It’s something for Moore to muse on and he can do so with another golden oldie at Edgware, Scott McGleish.
The 46-year-old striker has gone full circle. He started out with Wares in the early 90s before going on to carve out a successful career in the Football League with the likes of Leyton Orient, Barnet, Colchester, Northampton and Wycombe.
“He’s still got the enthusiasm,” said Moore. “He’s been a credit to us – he’s played up front, midfield, everywhere. He’s scored a lot of goals wherever he’s been and he’s scored a few for us. He’s been outstanding and I think he’s enjoyed it.”
Anyone who has read Moore’s warts-and-all autobiography ‘And sometimes, the dog was busy!’, in conjunction with Roger Slater, knows that the current lockdown will have been especially difficult for a football obsessive like him. He doesn’t hide that fact.
“I’m lucky I’m still working and I have my family,” he said. “If I didn’t have that it would be soul-destroying.
“It’s the longest I’ve been without football and it can get to people. Even when the season ends, you usually have things to do and there’s football on the telly – play-offs, cup finals.
“At the time when football stopped, it seemed surreal, but then another week and another week would pass by. You get to grips with it and you have to have a coping mechanism.”
At least the lockdown days have given Moore the chance to spend more time with long-suffering wife Hayley and their three children – Aaron, 20, Callum, 14, and Holly, 9.
“When I said I would give it a go as manager, Hayley was very understanding,” he said. “At the start, I was a bit more stressed as it’s a lot more work.
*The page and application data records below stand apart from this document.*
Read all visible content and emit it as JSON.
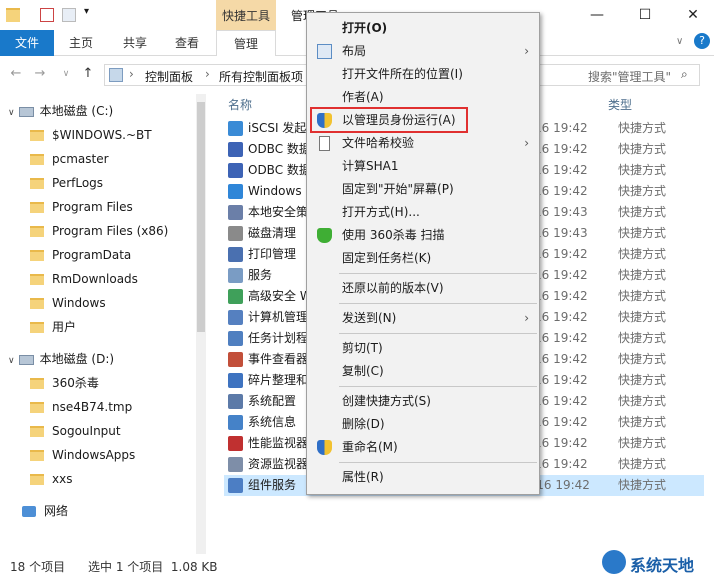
{
  "titlebar": {
    "tool_tab": "快捷工具",
    "title": "管理工具",
    "minimize": "—",
    "maximize": "☐",
    "close": "✕"
  },
  "ribbon": {
    "tabs": [
      "文件",
      "主页",
      "共享",
      "查看",
      "管理"
    ],
    "help": "?"
  },
  "address": {
    "path": [
      "控制面板",
      "所有控制面板项"
    ],
    "search_placeholder": "搜索\"管理工具\""
  },
  "nav": {
    "drive_c": "本地磁盘 (C:)",
    "c_items": [
      "$WINDOWS.~BT",
      "pcmaster",
      "PerfLogs",
      "Program Files",
      "Program Files (x86)",
      "ProgramData",
      "RmDownloads",
      "Windows",
      "用户"
    ],
    "drive_d": "本地磁盘 (D:)",
    "d_items": [
      "360杀毒",
      "nse4B74.tmp",
      "SogouInput",
      "WindowsApps",
      "xxs"
    ],
    "network": "网络"
  },
  "filelist": {
    "col_name": "名称",
    "col_type": "类型",
    "rows": [
      {
        "name": "iSCSI 发起",
        "date": "16 19:42",
        "type": "快捷方式"
      },
      {
        "name": "ODBC 数据",
        "date": "16 19:42",
        "type": "快捷方式"
      },
      {
        "name": "ODBC 数据",
        "date": "16 19:42",
        "type": "快捷方式"
      },
      {
        "name": "Windows",
        "date": "16 19:42",
        "type": "快捷方式"
      },
      {
        "name": "本地安全策",
        "date": "16 19:43",
        "type": "快捷方式"
      },
      {
        "name": "磁盘清理",
        "date": "16 19:43",
        "type": "快捷方式"
      },
      {
        "name": "打印管理",
        "date": "16 19:42",
        "type": "快捷方式"
      },
      {
        "name": "服务",
        "date": "16 19:42",
        "type": "快捷方式"
      },
      {
        "name": "高级安全 W",
        "date": "16 19:42",
        "type": "快捷方式"
      },
      {
        "name": "计算机管理",
        "date": "16 19:42",
        "type": "快捷方式"
      },
      {
        "name": "任务计划程",
        "date": "16 19:42",
        "type": "快捷方式"
      },
      {
        "name": "事件查看器",
        "date": "16 19:42",
        "type": "快捷方式"
      },
      {
        "name": "碎片整理和",
        "date": "16 19:42",
        "type": "快捷方式"
      },
      {
        "name": "系统配置",
        "date": "16 19:42",
        "type": "快捷方式"
      },
      {
        "name": "系统信息",
        "date": "16 19:42",
        "type": "快捷方式"
      },
      {
        "name": "性能监视器",
        "date": "16 19:42",
        "type": "快捷方式"
      },
      {
        "name": "资源监视器",
        "date": "16 19:42",
        "type": "快捷方式"
      },
      {
        "name": "组件服务",
        "date": "2016/7/16 19:42",
        "type": "快捷方式"
      }
    ]
  },
  "status": {
    "count": "18 个项目",
    "selected": "选中 1 个项目  1.08 KB"
  },
  "context_menu": {
    "items": [
      {
        "label": "打开(O)"
      },
      {
        "label": "布局"
      },
      {
        "label": "打开文件所在的位置(I)"
      },
      {
        "label": "作者(A)"
      },
      {
        "label": "以管理员身份运行(A)"
      },
      {
        "label": "文件哈希校验"
      },
      {
        "label": "计算SHA1"
      },
      {
        "label": "固定到\"开始\"屏幕(P)"
      },
      {
        "label": "打开方式(H)..."
      },
      {
        "label": "使用 360杀毒 扫描"
      },
      {
        "label": "固定到任务栏(K)"
      },
      {
        "label": "还原以前的版本(V)"
      },
      {
        "label": "发送到(N)"
      },
      {
        "label": "剪切(T)"
      },
      {
        "label": "复制(C)"
      },
      {
        "label": "创建快捷方式(S)"
      },
      {
        "label": "删除(D)"
      },
      {
        "label": "重命名(M)"
      },
      {
        "label": "属性(R)"
      }
    ]
  },
  "watermark": {
    "text": "系统天地"
  },
  "colors": {
    "file_tab": "#1979ca",
    "tool_tab": "#f5d9a7",
    "selection": "#cce8ff",
    "highlight_box": "#e03030"
  }
}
Say, you’re trying to get a team together and then you get a couple of late drop-outs. She’d say to me ‘you aren’t playing, are you?’. Once I had to call her and say ‘I’m in hospital’. She said ‘you have got to stop this now’, but it’s all gone the next day. She puts up with it, she knows it’s part of me.”
As much as ever, Moore is itching to get back to football again and if there is a difficulty in putting a squad together, he knows there’s one player he can definitely count on – himself.
“I’ll sign myself on and see what happens,” he said. “Even if I don’t have any intention of playing, I know I will be needed. I could sign five or six centre-halves at the start of the season, but a couple might leave and one or two could be injured or unavailable. I know the circumstances.”
Will hitting the 50-mark be the perfect time, then, to finally call it a day on the playing side?
“If there was an opportunity to manage higher up or I got a budget to work with here, that would be the time,” he admitted. “But while I’m at this level and know the circumstances, I’d consider myself. Perhaps I’ll go for 60!”
As for Fergie time, the Liverpool fan added: “I’ve gone well over that already – I’ve stretched it to the limits. I just enjoy football and the whole Non-League scene. If I had to choose, I would rather go to watch a Non-League game than an Arsenal or Tottenham.”